Tanessa Shears 47:00
Heather Sager 47:01
Okay, cool. So we're gonna we're gonna wrap it up here, Tanessa. So when when we think about sleep, when we think about biohacking, we think about putting these things into action for ourselves. Where can people go to learn more about what it is that you do and how you work with clients?
Tanessa Shears 47:17
Yeah, so if you're like, if you're an entrepreneur at this point, and you're like, I'm resonating with that, like I'm waking up tired, my energy crashes midday, my brain doesn't feel very clear. Help! And the whole idea of biohacking is like, I like it return on investment. This is my game. I have an entrepreneur's playbook called, 12 ways to biohack your energy. And over the years, I have culminated a list of 12 bio hacks that have had the most bang for our buck and have been the most effective in creating those productive mornings and those high energy days. So you can grab that at tanessashears.com/energy, and you can just start applying them as soon as you get it. They're really perfect.
Heather Sager 47:55
I love to do that. And be sure y'all will link to that in the show notes. Be sure to take a screenshot of today's episode, post it and share like which technique that you stole from that that you're using. Give Tanessa some love on Instagram for sure. Is that the best place for people to connect with you online is on Instagram?
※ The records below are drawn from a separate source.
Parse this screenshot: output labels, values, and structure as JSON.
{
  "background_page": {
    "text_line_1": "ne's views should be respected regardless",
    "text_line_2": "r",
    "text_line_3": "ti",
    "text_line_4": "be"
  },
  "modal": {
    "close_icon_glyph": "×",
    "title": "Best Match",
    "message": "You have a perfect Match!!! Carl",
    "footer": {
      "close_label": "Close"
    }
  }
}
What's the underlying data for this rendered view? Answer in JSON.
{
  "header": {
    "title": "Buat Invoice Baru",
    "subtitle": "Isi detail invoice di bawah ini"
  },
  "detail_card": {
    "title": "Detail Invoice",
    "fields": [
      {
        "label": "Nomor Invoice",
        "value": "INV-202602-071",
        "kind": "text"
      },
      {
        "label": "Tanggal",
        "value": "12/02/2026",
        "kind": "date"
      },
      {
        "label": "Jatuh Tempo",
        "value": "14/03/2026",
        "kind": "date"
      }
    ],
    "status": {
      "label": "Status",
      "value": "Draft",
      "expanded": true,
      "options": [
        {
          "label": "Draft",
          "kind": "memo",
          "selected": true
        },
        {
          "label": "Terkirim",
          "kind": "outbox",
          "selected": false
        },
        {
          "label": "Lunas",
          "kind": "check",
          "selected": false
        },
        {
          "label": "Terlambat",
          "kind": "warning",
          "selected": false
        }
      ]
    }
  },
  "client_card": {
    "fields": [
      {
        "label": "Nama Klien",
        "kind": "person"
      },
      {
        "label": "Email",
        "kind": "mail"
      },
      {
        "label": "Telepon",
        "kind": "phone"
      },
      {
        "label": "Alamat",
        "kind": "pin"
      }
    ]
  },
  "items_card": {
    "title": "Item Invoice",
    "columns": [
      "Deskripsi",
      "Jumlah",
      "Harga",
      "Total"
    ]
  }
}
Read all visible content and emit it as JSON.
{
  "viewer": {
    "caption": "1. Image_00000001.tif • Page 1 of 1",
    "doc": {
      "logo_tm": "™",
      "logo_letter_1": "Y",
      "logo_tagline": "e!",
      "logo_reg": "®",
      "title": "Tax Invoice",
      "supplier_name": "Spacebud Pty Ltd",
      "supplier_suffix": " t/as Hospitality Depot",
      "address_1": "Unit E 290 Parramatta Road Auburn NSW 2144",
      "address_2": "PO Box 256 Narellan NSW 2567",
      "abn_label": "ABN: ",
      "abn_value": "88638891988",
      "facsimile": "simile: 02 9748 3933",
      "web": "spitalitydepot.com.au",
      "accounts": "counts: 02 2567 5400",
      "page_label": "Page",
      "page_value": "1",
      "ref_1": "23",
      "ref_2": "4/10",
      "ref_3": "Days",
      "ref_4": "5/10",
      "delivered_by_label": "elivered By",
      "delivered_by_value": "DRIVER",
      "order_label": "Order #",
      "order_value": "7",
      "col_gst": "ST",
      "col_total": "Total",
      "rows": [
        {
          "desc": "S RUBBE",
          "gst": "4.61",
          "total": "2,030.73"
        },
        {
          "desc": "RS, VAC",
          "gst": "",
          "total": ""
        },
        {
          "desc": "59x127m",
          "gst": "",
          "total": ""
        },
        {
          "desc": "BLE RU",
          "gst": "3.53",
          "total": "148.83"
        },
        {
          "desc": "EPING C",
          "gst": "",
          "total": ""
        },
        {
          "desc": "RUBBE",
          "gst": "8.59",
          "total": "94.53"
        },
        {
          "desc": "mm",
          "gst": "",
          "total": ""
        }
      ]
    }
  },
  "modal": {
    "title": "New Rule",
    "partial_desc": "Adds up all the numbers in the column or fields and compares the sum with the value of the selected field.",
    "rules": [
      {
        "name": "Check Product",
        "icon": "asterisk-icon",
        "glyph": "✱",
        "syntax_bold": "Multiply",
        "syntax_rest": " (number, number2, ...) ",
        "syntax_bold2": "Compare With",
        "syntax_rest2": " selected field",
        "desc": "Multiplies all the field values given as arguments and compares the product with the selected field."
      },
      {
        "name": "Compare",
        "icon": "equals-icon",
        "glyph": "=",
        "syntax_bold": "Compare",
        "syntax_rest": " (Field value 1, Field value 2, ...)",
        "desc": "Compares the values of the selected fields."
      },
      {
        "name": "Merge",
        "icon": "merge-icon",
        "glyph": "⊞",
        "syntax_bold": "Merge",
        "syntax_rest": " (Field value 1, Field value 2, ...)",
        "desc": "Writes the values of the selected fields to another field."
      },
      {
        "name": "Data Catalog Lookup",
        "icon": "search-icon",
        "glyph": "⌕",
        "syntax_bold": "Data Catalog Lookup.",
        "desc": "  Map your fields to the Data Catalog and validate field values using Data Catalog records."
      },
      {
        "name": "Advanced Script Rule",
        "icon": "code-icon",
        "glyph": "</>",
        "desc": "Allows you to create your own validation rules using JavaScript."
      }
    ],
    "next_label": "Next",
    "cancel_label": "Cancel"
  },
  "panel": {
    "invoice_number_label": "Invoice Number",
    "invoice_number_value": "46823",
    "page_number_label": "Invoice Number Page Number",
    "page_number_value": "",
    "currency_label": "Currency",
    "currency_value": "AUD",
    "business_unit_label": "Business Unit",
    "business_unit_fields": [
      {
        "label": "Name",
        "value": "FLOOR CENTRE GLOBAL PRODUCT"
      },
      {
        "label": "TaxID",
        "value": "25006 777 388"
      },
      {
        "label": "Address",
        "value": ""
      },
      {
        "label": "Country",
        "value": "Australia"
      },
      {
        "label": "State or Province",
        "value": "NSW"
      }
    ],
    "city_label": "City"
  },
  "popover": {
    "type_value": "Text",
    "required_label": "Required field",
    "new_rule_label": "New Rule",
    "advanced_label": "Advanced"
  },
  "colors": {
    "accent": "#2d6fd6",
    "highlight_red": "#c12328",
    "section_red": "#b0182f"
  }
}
Tanessa Shears 48:10
Yeah, either. Instagram, I'm always on there posting all the time. I'm @tanessashears but my podcast Becoming Limitless is a goldmine of like every episode diving into a specific biohack and how it will improve how you show up in your business.
Heather Sager 48:22
Perfect. Okay, I'll link to all of that in the show notes. I'm so glad that we had this conversation today and just scratched the surface around how we can help entrepreneurs be more magnetic by just taking care of themselves. So simple things there. I appreciate you so much for being here. Thank you. Thank you.
Tanessa Shears 48:38
Thank you for having me.
Heather Sager 48:40
All right, friends. Thanks again for listening to this show. Be sure if you like this episode, like I said, screenshot it. Share it with your friends. We need to be having more conversations about sleep, more conversations around taking care of ourselves so we can show up for our audiences but also for our lives outside of business. I hope you found this series to be super helpful and I'll see you on the next episode.